A 2017 study published in Lasers in Surgery and Medicine noted five patients who had developed blisters, erosion, or ulceration of the skin as well as inflammation and swelling, followed by tissue atrophy or necrosis after a single treatment session with the ultrasound technology. They concluded that "despite their rarity, serious adverse events secondary to microfocused ultrasound are nevertheless possible and may be underreported."
To mitigate this risk, seek an experienced provider with a proven track record of positive reviews and before and after photos from real patients. Most adverse effects can be avoided with careful monitoring throughout the procedure, to ensure that appropriate levels of heat are delivered at the right depths.
RealSelf Tip: There have been some reports of Ultherapy dissolving dermal fillers, but a 2016 study showed that no problems occurred when both treatments were done in similar time frames. Still, inform your doctor before your treatment if you’ve had filler injections within the last year.
Ultherapy costs about $2,600 on average, according to RealSelf member reviews. You could pay $4,000 or more, depending on the experience level of your provider, their office location, and how many areas you’re having treated.
Because Ultherapy is considered a cosmetic procedure, it’s not covered by health insurance.
Ultherapy uses ultrasound energy to stimulate collagen production, while a facelift is a surgical procedure that lifts and tightens muscles, removes excess skin and fat, and redrapes the remaining skin in order to smooth deep wrinkles and folds. The procedure requires anesthesia, small incisions, and a few weeks of recovery, and it can cost about $10,000 more. But it provides far more dramatic, long-lasting lifting and tightening results than Ultherapy.
People who aren’t good candidates for Ultherapy, because they either have too much sun damage or have lost too much skin elasticity already, may find that the cosmetic surgery route is the best option, to get significant results.

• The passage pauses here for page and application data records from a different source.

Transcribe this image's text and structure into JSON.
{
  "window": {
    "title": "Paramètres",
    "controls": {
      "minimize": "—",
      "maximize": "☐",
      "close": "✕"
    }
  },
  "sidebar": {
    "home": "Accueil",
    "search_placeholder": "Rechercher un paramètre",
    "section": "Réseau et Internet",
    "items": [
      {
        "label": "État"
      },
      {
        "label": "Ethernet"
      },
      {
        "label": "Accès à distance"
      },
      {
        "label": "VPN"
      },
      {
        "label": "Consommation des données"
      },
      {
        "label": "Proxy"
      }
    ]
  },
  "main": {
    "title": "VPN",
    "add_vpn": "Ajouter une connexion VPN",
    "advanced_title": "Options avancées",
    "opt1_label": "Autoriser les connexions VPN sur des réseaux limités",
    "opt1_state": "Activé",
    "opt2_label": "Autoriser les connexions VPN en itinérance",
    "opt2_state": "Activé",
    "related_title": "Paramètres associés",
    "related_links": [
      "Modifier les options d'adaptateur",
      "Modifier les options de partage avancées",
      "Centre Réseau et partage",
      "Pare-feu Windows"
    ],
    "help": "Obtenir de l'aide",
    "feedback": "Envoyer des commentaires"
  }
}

Thermage is another nonsurgical, noninvasive treatment option used to tighten the skin. It uses radiofrequency energy instead of ultrasound energy to stimulate collagen production. Most patients find it isn’t as effective as Ultherapy and takes longer to deliver results.
“When more tightening is needed, I turn to Ultherapy,” says Dr. Heidi Waldorf, a New York City dermatologist. “If a patient has thinner or more sun-damaged skin or the problem area is mostly lax skin under and on the neck, Ultherapy allows me to target multiple levels of deeper tissues.”
Fabi, Sabrina G, et al. “Practical Guidance for Optimizing Patient Comfort During Microfocused Ultrasound with Visualization and Improving Patient Satisfaction.” Aesthetic Surgery Journal, 14 Mar. 2019.
Fabi, Sabrina G., et al. “Combining Microfocused Ultrasound With Botulinum Toxin and Temporary and Semi-Permanent Dermal Fillers.” Dermatologic Surgery, vol. 42, May 2016.
Friedmann, Daniel P., et al. “Complications from Microfocused Transcutaneous Ultrasound: Case Series and Review of the Literature.” Lasers in Surgery and Medicine, vol. 50, no. 1, 20 Nov. 2017.
Office of Device Evaluation Center for Devices and Radiological Health. “510(k) Summary for the Ulthera System.” United States Food and Drug Administration, 20 June 2014.